The appointment of administrators does not terminate contracts of employment, which continue in effect unless and until notice to terminate is given or the contract is repudiated.
Under the Insolvency Act 1986 (paragraph 99, Schedule B1), liabilities for wages/salary arising out of contracts of employment adopted by an administrator are payable as a super-priority expense. They rank ahead of the administrator’s own remuneration and expenses, which in turn have priority over the claims of floating charge creditors and unsecured creditors. Administrators have an initial “safe” period of 14 days during which actions of the administrators will not amount to adoption of any contracts of employment.

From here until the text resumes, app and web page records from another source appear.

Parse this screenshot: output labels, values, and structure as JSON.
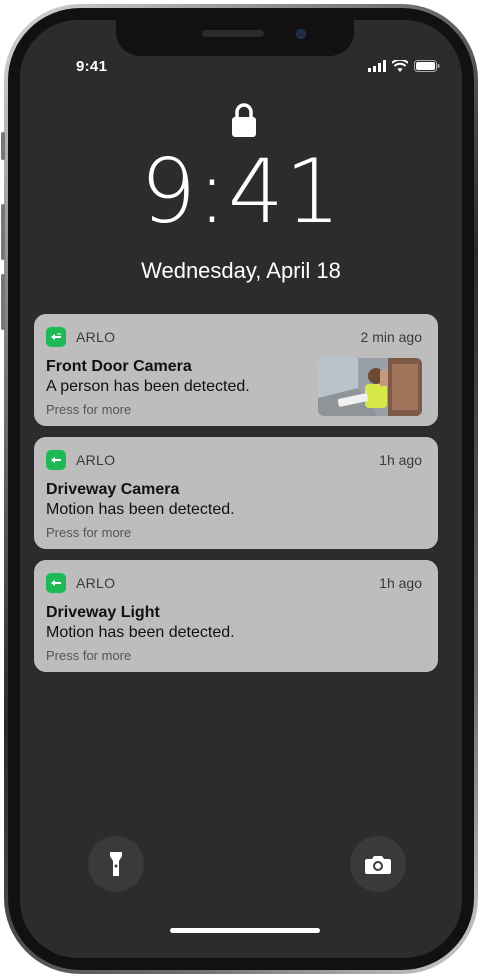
{
  "status_bar": {
    "time": "9:41"
  },
  "lockscreen": {
    "time": "9:41",
    "date": "Wednesday, April 18"
  },
  "notifications": [
    {
      "app": "ARLO",
      "time": "2 min ago",
      "title": "Front Door Camera",
      "body": "A person has been detected.",
      "more": "Press for more",
      "has_thumbnail": true
    },
    {
      "app": "ARLO",
      "time": "1h ago",
      "title": "Driveway Camera",
      "body": "Motion has been detected.",
      "more": "Press for more",
      "has_thumbnail": false
    },
    {
      "app": "ARLO",
      "time": "1h ago",
      "title": "Driveway Light",
      "body": "Motion has been detected.",
      "more": "Press for more",
      "has_thumbnail": false
    }
  ],
  "quick_actions": {
    "left_icon": "flashlight-icon",
    "right_icon": "camera-icon"
  },
  "colors": {
    "app_icon": "#1db954",
    "notification_bg": "#bdbdbd",
    "screen_bg": "#2c2c2e"
  }
}
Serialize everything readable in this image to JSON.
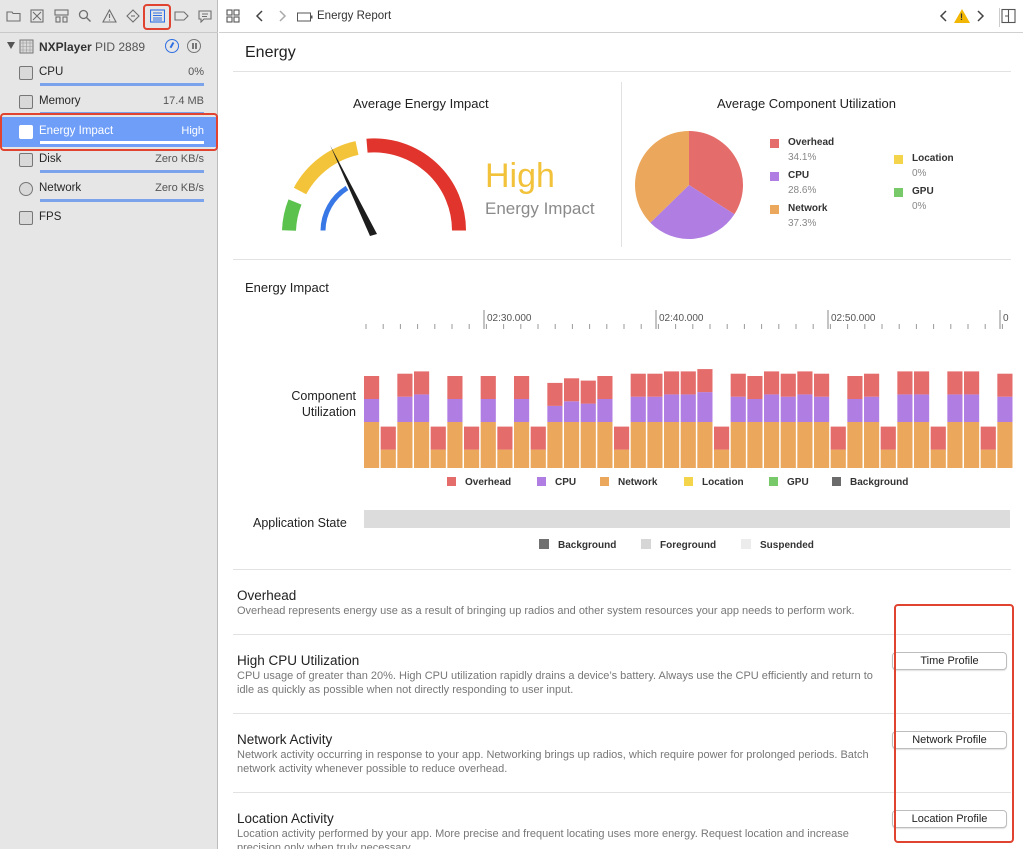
{
  "navigator": {
    "process_name": "NXPlayer",
    "process_pid": "PID 2889",
    "gauges": [
      {
        "label": "CPU",
        "value": "0%"
      },
      {
        "label": "Memory",
        "value": "17.4 MB"
      },
      {
        "label": "Energy Impact",
        "value": "High"
      },
      {
        "label": "Disk",
        "value": "Zero KB/s"
      },
      {
        "label": "Network",
        "value": "Zero KB/s"
      },
      {
        "label": "FPS",
        "value": ""
      }
    ]
  },
  "jumpbar": {
    "title": "Energy Report"
  },
  "report": {
    "heading": "Energy",
    "avg_energy_title": "Average Energy Impact",
    "impact_level": "High",
    "impact_caption": "Energy Impact",
    "avg_component_title": "Average Component Utilization",
    "pie_legend": [
      {
        "name": "Overhead",
        "pct": "34.1%",
        "color": "#e46c6a"
      },
      {
        "name": "CPU",
        "pct": "28.6%",
        "color": "#b07ee3"
      },
      {
        "name": "Network",
        "pct": "37.3%",
        "color": "#eba75b"
      },
      {
        "name": "Location",
        "pct": "0%",
        "color": "#f3d44b"
      },
      {
        "name": "GPU",
        "pct": "0%",
        "color": "#78c96a"
      }
    ],
    "energy_impact_title": "Energy Impact",
    "timeline_ticks": [
      "02:30.000",
      "02:40.000",
      "02:50.000",
      "0"
    ],
    "component_label_1": "Component",
    "component_label_2": "Utilization",
    "bar_legend": [
      {
        "name": "Overhead",
        "color": "#e46c6a"
      },
      {
        "name": "CPU",
        "color": "#b07ee3"
      },
      {
        "name": "Network",
        "color": "#eba75b"
      },
      {
        "name": "Location",
        "color": "#f3d44b"
      },
      {
        "name": "GPU",
        "color": "#78c96a"
      },
      {
        "name": "Background",
        "color": "#6b6b6b"
      }
    ],
    "app_state_label": "Application State",
    "state_legend": [
      {
        "name": "Background",
        "color": "#707070"
      },
      {
        "name": "Foreground",
        "color": "#d6d6d6"
      },
      {
        "name": "Suspended",
        "color": "#ececec"
      }
    ],
    "sections": [
      {
        "title": "Overhead",
        "desc": "Overhead represents energy use as a result of bringing up radios and other system resources your app needs to perform work.",
        "button": ""
      },
      {
        "title": "High CPU Utilization",
        "desc": "CPU usage of greater than 20%. High CPU utilization rapidly drains a device’s battery. Always use the CPU efficiently and return to idle as quickly as possible when not directly responding to user input.",
        "button": "Time Profile"
      },
      {
        "title": "Network Activity",
        "desc": "Network activity occurring in response to your app. Networking brings up radios, which require power for prolonged periods. Batch network activity whenever possible to reduce overhead.",
        "button": "Network Profile"
      },
      {
        "title": "Location Activity",
        "desc": "Location activity performed by your app. More precise and frequent locating uses more energy. Request location and increase precision only when truly necessary.",
        "button": "Location Profile"
      }
    ]
  },
  "chart_data": [
    {
      "type": "pie",
      "title": "Average Component Utilization",
      "categories": [
        "Overhead",
        "CPU",
        "Network",
        "Location",
        "GPU"
      ],
      "values": [
        34.1,
        28.6,
        37.3,
        0,
        0
      ]
    },
    {
      "type": "bar",
      "title": "Energy Impact",
      "ylabel": "Component Utilization",
      "x": [
        "02:30.000",
        "02:40.000",
        "02:50.000"
      ],
      "series": [
        {
          "name": "Network",
          "values": [
            1,
            0.4,
            1,
            1,
            0.4,
            1,
            0.4,
            1,
            0.4,
            1,
            0.4,
            1,
            1,
            1,
            1,
            0.4,
            1,
            1,
            1,
            1,
            1,
            0.4,
            1,
            1,
            1,
            1,
            1,
            1,
            0.4,
            1,
            1,
            0.4,
            1,
            1,
            0.4,
            1,
            1,
            0.4,
            1
          ]
        },
        {
          "name": "CPU",
          "values": [
            0.5,
            0,
            0.55,
            0.6,
            0,
            0.5,
            0,
            0.5,
            0,
            0.5,
            0,
            0.35,
            0.45,
            0.4,
            0.5,
            0,
            0.55,
            0.55,
            0.6,
            0.6,
            0.65,
            0,
            0.55,
            0.5,
            0.6,
            0.55,
            0.6,
            0.55,
            0,
            0.5,
            0.55,
            0,
            0.6,
            0.6,
            0,
            0.6,
            0.6,
            0,
            0.55
          ]
        },
        {
          "name": "Overhead",
          "values": [
            0.5,
            0.5,
            0.5,
            0.5,
            0.5,
            0.5,
            0.5,
            0.5,
            0.5,
            0.5,
            0.5,
            0.5,
            0.5,
            0.5,
            0.5,
            0.5,
            0.5,
            0.5,
            0.5,
            0.5,
            0.5,
            0.5,
            0.5,
            0.5,
            0.5,
            0.5,
            0.5,
            0.5,
            0.5,
            0.5,
            0.5,
            0.5,
            0.5,
            0.5,
            0.5,
            0.5,
            0.5,
            0.5,
            0.5
          ]
        }
      ]
    }
  ]
}
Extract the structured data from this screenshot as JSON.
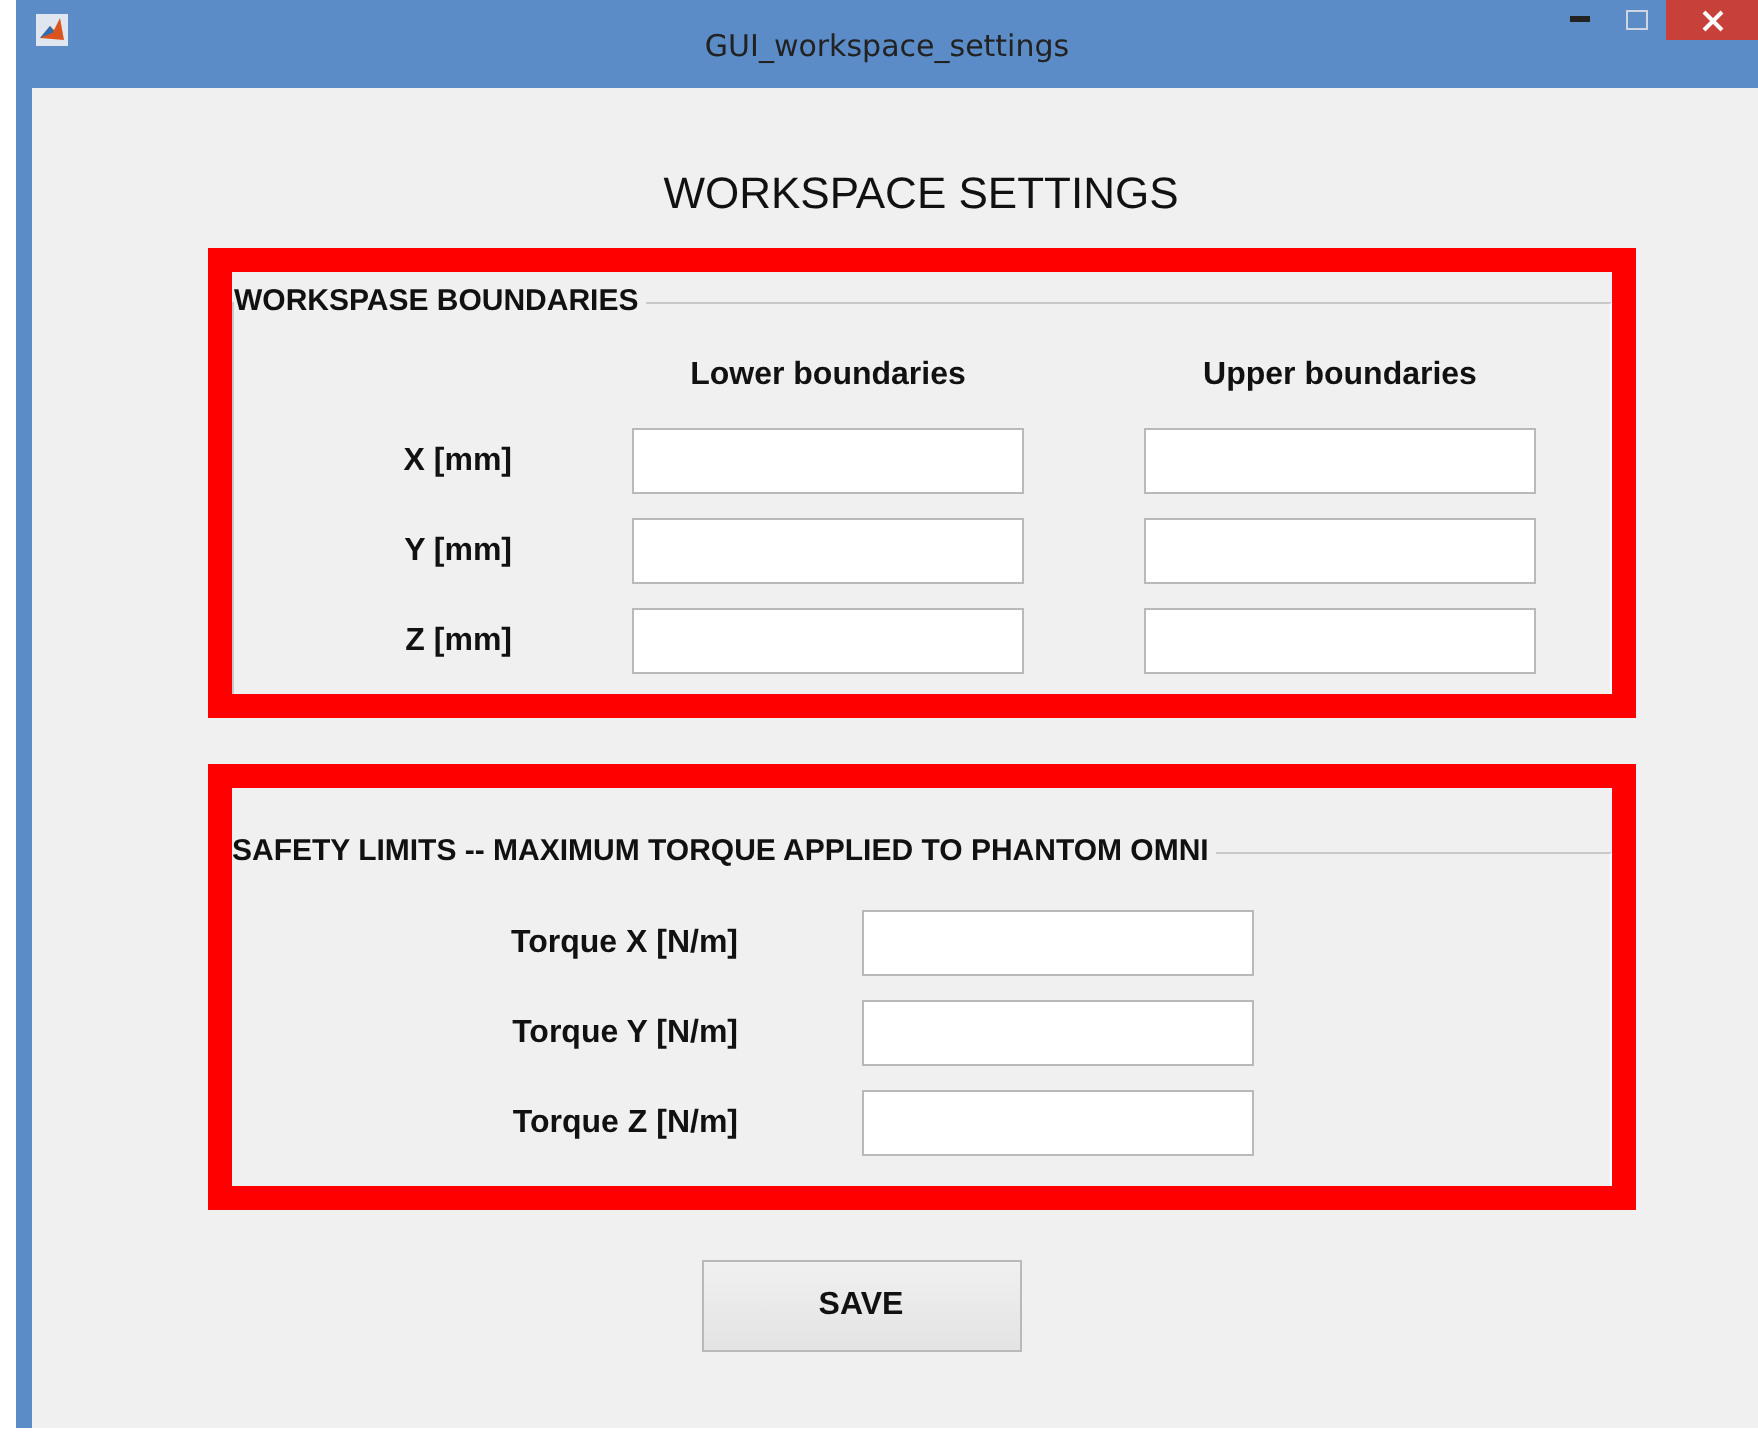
{
  "window": {
    "title": "GUI_workspace_settings"
  },
  "heading": "WORKSPACE SETTINGS",
  "boundaries": {
    "title": "WORKSPASE BOUNDARIES",
    "columns": [
      "Lower boundaries",
      "Upper boundaries"
    ],
    "rows": [
      {
        "label": "X [mm]"
      },
      {
        "label": "Y [mm]"
      },
      {
        "label": "Z [mm]"
      }
    ]
  },
  "safety": {
    "title": "SAFETY LIMITS -- MAXIMUM TORQUE APPLIED TO PHANTOM OMNI",
    "rows": [
      {
        "label": "Torque X [N/m]"
      },
      {
        "label": "Torque Y [N/m]"
      },
      {
        "label": "Torque Z [N/m]"
      }
    ]
  },
  "buttons": [
    "SAVE"
  ]
}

In contrast, employees whose employment contracts are not adopted do not gain the benefit of super-priority; their claims are instead merely unsecured provable debts.
For adoption to take place, “the mere continuation of the employment by the company does not lead inexorably to the conclusion that the contract has been adopted by the administrator”; what is required is “some conduct by the administrator ... which amounts to an election to treat the continued contract of employment with the company as giving rise to a separate liability in the administration”.1
The ruling distinguishes employees based on their response to the Variation Letter, which expressly required employees to respond positively in order to agree the variation.
The court directed that the administrators could act upon the following bases.
- Consenting Employees’ employment contracts were varied pursuant to the Variation Letter — i.e., they would be entitled only to payment of wages/salary at a level equal to the grant received under the Scheme (i.e., a maximum of 80% of normal pay, up to a cap of £2,500 per month, per employee), and only once received. Adoption of Consenting Employees’ contracts would occur when the administrators paid them (under their varied contracts) or made an application in respect of them under the Scheme. Alternatively, although this was not anticipated, if funds were unexpectedly to become available to the administrators to make payments of wages to the furloughed employees prior to the receipt of monies from the Scheme, that too would amount to adoption of the varied contract. In either case, the administrators would be doing an act which could only be explicable on the basis that they were electing to treat the varied contract as giving rise to liabilities which qualify for super-priority.
- Objecting Employees’ employment contracts were not varied; their employment contracts would not be adopted by the administrators. They would be made redundant and their existing employment contracts would be terminated.
- Non-Responding Employees’ employment contracts would not be varied unless the employee were to accept the Variation Letter prior to termination of their contract, in which case adoption would occur as with other Consenting Employees. Those who continued to not respond to the Variation Letter would simply continue to be employed by the Company on the terms of their unvaried contract unless and until it was terminated, but they would merely be an unsecured creditor in the administration in respect of any claim under the contract.
The court held that the administrators were under no duty to apply under the Scheme for Objecting Employees or Non-Responding Employees (unless and until the latter became Consenting Employees).
Further applications are expected by other companies regarding similar employment issues.
Kirkland continues to advise in relation to a number of retailers and consumer-facing businesses. Enquiries on related issues should be directed to Elaine Nolan, Kate Stephenson or your usual Kirkland contact.
1. Powdrill v Watson & Anor (Paramount Airways Ltd)  2 A.C. 394..↩